By reservation only: Wednesday to Sunday, 10am - 4pm; Closed on federal holidays, Mondays & Tuesdays
Adults $10; Children $6 (5-12 years), free under age 5; $8 Seniors (over 65); $4 qualified school groups and clubs. No credit cards accepted.
Added to JGarden:
Undated garden brochure.
Demetre, Jim. "The Seattle Chinese Garden: A Landscape Lost in Translation." Artdish: Puget Sound's Forum of Visual Art. May 2002.
Bainbridge Island is reached via the Seattle-Bainbridge Island ferry from Seattle (ferry departs from Madison and Marina in downtown Seattle, every half-hour to hour), or the Agate Pass Bridge from the Olympic Peninsula; both cases, take Route 305, turn north onto Dolphin Drive and continue to the Reserve.
This is a sublime garden that is totally worth the $20 ferry ride. In addition to the Japanese-inspired guest house and garden, there is a beautiful woodland walk, moss garden and bird sanctuary. A lovely French country house built in 1931 now serves as a visitor center and overlooks Port Madison Bay.
The entire garden covers 150 acres, 84 acres of which are covered with impressive second growth forest. Once the home of the Bloedel family, the Reserve is now managed by the Arbor Fund.
The Japanese garden features an interesting guest house designed by Paul Hayden Kirk in 1961. This building combines elements of a traditional Japanese tea house with those of a Pacific Northwest Indian loghouse. The rocks and plants around the structure are the work of Kubota Fujitaro.
Adjacent to the guest house lies a very successful raked sand and rock garden built in 1986 by Dr. Kawana Koichi, a professor of landscape architecture at the University of California. Dr. Kawana edged this dry garden with an irregular checkerboard of alternating greenery and square flat stones which borrows from Shigemori Mireiís famous 1939 design at Tofukuji Temple in Kyoto.
Events include talks and concerts --- check the website for details and a current schedule.
Bloedel, Prentice. "The Bloedel Reserve: Its Purpose and Its Future." University of Washington Arboretum Bulletin. 41:1, Spring 1980, pp 2-8.
Brown, Richard. "The Japanese Garden: An Evolution in Time." The Bloedel Reserve. 2:2, Summer/Fall 1990, pp 1,4.
Frey, Susan Rademacher. "A Series fo Gardens." Landscape Architecture. Vol 74, no 5, May 1986, pp 54-61,128.
Haag, Richard. "Contemplations of Japanese Influence on the Bloedel Reserve." Washington Park Arboretum Bulletin. Vol 53, no 2, Summer 1990, pp 16-19.
Lowry, Deci. "The Moss Garden at Bloedel Reserve." Pacific Horticulture, Vol 51, no 1, January 1990, pp 16-20.
Empty yourself of everything.

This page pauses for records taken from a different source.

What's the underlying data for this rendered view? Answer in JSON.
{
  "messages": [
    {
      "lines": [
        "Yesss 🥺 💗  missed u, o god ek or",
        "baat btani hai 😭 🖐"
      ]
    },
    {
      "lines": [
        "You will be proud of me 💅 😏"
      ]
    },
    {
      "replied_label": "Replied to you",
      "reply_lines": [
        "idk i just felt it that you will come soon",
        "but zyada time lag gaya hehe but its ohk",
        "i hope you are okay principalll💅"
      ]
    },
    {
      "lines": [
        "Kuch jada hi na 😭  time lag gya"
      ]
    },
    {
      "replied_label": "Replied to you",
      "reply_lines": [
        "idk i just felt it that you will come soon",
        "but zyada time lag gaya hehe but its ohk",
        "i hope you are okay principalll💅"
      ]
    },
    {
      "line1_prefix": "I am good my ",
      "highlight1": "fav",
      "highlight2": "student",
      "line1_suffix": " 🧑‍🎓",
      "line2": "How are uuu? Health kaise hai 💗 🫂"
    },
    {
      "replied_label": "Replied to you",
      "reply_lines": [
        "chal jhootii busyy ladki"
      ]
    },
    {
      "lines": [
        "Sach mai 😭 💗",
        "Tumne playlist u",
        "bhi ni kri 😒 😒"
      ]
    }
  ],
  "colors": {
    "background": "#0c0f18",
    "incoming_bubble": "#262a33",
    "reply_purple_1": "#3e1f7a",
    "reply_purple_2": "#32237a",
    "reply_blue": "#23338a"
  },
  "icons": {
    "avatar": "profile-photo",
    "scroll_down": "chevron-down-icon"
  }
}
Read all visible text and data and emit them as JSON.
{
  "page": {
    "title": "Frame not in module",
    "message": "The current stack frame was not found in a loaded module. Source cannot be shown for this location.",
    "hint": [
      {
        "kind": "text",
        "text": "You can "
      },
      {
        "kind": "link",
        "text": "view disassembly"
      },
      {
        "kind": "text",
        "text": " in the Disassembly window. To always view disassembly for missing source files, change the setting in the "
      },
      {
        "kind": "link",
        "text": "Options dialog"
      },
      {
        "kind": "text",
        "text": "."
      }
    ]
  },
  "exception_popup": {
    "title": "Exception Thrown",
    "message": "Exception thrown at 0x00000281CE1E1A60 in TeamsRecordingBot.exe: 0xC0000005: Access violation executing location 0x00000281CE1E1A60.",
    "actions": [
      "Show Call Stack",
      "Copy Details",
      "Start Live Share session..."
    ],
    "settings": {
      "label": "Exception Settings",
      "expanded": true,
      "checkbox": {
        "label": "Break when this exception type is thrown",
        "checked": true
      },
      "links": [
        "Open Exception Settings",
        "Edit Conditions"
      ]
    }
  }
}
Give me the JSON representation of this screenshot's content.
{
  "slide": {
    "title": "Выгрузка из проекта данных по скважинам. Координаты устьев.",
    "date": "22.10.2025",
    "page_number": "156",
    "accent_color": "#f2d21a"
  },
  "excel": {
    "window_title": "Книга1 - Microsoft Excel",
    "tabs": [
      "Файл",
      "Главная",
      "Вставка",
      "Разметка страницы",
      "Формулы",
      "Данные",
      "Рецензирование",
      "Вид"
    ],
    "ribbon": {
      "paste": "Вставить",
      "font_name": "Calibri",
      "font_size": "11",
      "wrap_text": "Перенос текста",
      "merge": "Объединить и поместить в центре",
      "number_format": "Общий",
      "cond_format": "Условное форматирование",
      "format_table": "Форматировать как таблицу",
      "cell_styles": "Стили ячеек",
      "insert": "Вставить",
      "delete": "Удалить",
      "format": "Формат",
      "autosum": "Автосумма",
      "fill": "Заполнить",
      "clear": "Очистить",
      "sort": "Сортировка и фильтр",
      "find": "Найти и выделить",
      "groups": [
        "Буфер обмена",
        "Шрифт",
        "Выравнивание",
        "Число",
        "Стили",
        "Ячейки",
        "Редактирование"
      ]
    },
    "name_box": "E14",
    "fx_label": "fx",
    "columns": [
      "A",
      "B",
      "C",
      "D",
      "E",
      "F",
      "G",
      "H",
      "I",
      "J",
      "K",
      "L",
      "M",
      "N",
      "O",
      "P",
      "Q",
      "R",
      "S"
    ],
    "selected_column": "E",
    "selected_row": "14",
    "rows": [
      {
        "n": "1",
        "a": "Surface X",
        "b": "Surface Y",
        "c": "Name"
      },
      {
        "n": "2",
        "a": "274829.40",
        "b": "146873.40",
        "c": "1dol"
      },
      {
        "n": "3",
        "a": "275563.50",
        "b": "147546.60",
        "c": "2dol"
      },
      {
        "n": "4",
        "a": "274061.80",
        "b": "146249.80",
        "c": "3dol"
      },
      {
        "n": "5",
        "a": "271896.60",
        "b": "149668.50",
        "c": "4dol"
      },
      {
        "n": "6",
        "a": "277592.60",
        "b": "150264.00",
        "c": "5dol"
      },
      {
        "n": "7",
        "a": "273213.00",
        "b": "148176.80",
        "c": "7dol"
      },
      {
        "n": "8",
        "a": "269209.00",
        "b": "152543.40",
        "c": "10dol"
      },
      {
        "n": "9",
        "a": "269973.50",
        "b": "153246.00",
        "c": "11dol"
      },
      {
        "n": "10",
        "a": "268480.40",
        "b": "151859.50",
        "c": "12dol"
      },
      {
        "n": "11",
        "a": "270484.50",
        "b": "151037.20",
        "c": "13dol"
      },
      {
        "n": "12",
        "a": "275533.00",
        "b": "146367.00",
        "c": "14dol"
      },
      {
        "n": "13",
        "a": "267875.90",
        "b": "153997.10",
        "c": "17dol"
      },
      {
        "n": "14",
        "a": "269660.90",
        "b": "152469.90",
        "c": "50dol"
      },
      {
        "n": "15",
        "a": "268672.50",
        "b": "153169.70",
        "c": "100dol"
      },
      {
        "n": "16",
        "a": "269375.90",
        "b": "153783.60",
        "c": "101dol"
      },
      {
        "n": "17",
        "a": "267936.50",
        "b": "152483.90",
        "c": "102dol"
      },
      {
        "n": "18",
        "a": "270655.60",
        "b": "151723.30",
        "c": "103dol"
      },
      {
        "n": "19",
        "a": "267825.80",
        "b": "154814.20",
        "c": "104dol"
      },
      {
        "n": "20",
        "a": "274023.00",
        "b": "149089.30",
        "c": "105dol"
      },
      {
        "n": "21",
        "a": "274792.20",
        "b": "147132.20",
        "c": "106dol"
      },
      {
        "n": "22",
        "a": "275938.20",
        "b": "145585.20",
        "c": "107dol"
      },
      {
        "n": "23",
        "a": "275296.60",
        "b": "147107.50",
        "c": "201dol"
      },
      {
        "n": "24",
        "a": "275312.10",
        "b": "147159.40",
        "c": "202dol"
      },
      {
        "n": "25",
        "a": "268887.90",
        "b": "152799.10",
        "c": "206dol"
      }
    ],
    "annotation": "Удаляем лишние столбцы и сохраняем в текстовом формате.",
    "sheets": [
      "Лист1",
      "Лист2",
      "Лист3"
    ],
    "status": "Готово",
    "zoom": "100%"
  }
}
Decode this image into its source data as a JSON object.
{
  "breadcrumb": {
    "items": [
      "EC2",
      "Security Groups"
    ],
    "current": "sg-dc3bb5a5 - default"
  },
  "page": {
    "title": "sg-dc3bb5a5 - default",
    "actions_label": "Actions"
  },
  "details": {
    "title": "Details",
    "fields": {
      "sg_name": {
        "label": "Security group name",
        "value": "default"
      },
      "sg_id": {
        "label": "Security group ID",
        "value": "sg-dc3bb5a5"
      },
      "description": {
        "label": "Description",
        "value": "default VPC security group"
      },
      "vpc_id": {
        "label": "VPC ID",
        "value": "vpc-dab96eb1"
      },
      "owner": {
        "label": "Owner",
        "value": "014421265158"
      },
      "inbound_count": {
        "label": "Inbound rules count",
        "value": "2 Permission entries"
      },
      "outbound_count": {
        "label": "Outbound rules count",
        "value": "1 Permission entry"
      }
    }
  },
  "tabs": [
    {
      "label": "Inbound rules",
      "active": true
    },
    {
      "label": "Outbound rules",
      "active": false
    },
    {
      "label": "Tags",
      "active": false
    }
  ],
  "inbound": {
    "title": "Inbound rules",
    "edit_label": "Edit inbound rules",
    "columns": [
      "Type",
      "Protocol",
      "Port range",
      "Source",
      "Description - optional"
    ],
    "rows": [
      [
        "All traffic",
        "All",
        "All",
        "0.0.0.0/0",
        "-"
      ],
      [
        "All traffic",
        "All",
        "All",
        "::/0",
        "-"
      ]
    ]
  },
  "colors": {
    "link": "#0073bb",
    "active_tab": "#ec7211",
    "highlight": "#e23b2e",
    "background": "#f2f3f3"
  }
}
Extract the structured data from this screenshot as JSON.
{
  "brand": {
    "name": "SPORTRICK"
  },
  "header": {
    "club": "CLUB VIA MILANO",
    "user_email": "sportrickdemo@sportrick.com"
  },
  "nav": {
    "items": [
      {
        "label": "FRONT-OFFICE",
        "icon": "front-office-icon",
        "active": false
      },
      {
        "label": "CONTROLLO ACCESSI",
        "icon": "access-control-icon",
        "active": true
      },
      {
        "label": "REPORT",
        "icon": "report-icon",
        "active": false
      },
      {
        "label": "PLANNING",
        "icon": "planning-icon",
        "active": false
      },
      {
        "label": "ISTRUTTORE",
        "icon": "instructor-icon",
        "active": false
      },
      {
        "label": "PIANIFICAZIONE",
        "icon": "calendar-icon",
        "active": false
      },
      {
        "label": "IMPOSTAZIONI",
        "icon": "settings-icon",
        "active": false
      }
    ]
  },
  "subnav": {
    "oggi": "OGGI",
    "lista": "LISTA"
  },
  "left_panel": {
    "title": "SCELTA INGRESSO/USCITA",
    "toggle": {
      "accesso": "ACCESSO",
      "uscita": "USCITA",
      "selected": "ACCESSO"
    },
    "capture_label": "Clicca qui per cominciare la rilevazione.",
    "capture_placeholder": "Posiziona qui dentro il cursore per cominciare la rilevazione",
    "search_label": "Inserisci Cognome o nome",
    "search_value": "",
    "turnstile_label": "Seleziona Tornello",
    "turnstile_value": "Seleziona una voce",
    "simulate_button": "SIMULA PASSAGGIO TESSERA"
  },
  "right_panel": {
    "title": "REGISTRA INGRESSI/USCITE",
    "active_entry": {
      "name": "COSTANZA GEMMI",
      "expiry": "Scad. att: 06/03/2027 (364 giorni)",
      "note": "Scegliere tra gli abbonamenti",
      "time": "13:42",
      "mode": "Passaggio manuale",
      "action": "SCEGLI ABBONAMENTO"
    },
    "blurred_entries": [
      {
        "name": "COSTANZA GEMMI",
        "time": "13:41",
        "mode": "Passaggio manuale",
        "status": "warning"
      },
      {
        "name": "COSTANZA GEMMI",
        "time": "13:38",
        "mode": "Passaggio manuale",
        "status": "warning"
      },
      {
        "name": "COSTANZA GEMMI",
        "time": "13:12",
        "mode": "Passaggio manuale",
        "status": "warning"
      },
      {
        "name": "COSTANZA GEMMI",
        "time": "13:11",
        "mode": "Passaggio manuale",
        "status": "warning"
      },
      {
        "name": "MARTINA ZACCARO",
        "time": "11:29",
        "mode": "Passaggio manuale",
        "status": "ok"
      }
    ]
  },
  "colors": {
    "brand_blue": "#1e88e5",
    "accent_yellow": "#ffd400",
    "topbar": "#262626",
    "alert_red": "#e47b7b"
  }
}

Let the mind rest as peace.
All things rise and fall
While the self watches their return.
They grow and flourish,
and then return to the source.
Returning to the source is stillness,
which is the way of nature.